In 1969, 17 year old Cuban, Armando Socarras Ramirez survived hiding in the right wheel well of a Douglas DC-8 on an eight-hour flight from Havana to Madrid. Upon landing he was found on the ground covered in ice and not breathing, Dubbed ”the popsicle” by Spanish doctors, he recovered fully.
In 2006 an Australian man named Ricky Megee became stranded in the outback and survived 71 days on a diet of leeches, frogs, insects, snakes, ants, lizards and edible plants.
In 2016 a British reality show about surviving the wilderness of the Scottish highlands, but was cancelled after 4 episodes. The producers decided not to tell contestants that the show had been cancelled and allowed them to continue living in the wilderness for over a year to no end.

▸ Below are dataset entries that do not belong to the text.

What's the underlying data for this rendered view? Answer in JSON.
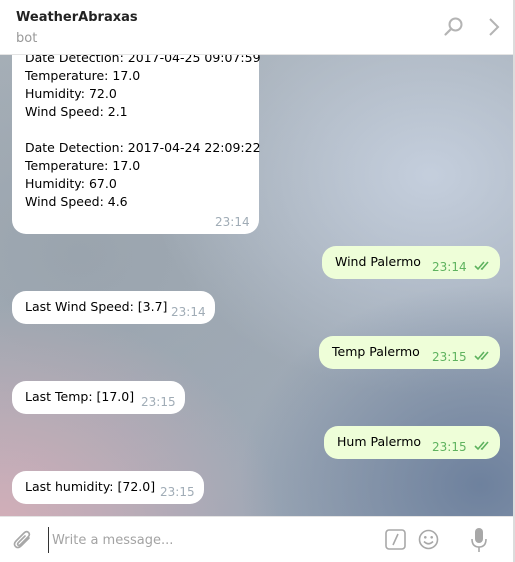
{
  "header": {
    "chat_name": "WeatherAbraxas",
    "chat_subtitle": "bot"
  },
  "messages": [
    {
      "direction": "in",
      "lines": [
        "Date Detection: 2017-04-25 09:07:59",
        "Temperature: 17.0",
        "Humidity: 72.0",
        "Wind Speed: 2.1",
        "",
        "Date Detection: 2017-04-24 22:09:22",
        "Temperature: 17.0",
        "Humidity: 67.0",
        "Wind Speed: 4.6"
      ],
      "time": "23:14"
    },
    {
      "direction": "out",
      "text": "Wind Palermo",
      "time": "23:14",
      "read": true
    },
    {
      "direction": "in",
      "text": "Last Wind Speed: [3.7]",
      "time": "23:14"
    },
    {
      "direction": "out",
      "text": "Temp Palermo",
      "time": "23:15",
      "read": true
    },
    {
      "direction": "in",
      "text": "Last Temp: [17.0]",
      "time": "23:15"
    },
    {
      "direction": "out",
      "text": "Hum Palermo",
      "time": "23:15",
      "read": true
    },
    {
      "direction": "in",
      "text": "Last humidity: [72.0]",
      "time": "23:15"
    }
  ],
  "composer": {
    "placeholder": "Write a message...",
    "value": ""
  },
  "icons": {
    "search": "search-icon",
    "more": "chevron-right-icon",
    "attach": "paperclip-icon",
    "commands": "slash-commands-icon",
    "emoji": "emoji-icon",
    "mic": "microphone-icon"
  },
  "colors": {
    "outgoing_bubble": "#eefed8",
    "incoming_bubble": "#ffffff",
    "read_check": "#5fb35f",
    "time_incoming": "#a0acb6"
  }
}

In 1954, Ernest Hemingway survived two plane crashes in two days.
After the second crash, the writer was presumed dead, but walked out of the jungle the next day, still holding a bottle of gin.
There is a man called José Salvador Alvarenga who holds the Guinness World Record for longest time being lost at sea. He was lost for 438 days in a boat that was about 7 meters long and almost one meter wide. He survived by eating raw fish, turtles and birds and by drinking rain water.
In 2005 a woman in Arkansas survived hitting parking lot asphalt face-first during her first solo jump after her main chute failed and reserve malfunctioned, only to learn during surgery that she was pregnant. The baby also survived.
Marshall Mabey was a $1 a day NYC tunnel worker called “Sandmen”. On Feb 19 1916, he was working under the East River where the tunnel was pressurized to prevent cave ins. A crack in the ceiling vented Mabey up through the mud, the East River and 25 feet into the air. He lived and was uninjured.
In 2007, Ewa Wisnerska, a professional paraglider, was sucked into a storm cloud and survived being 10,000 metres in the air without oxygen and subjected to temperatures of -50 °c. after an hour and falling back down to 6,900 metres she came to and was able to fly her way back down to earth.
4 sailors survived at sea off the coast of New Zealand for 118 days after their trimaran, the Rose-Noelle, was upturned by a rogue wave. They cut holes in the hull, collected rainwater, and eventually caught and cooked fish. They were in such good shape upon return many doubted their story.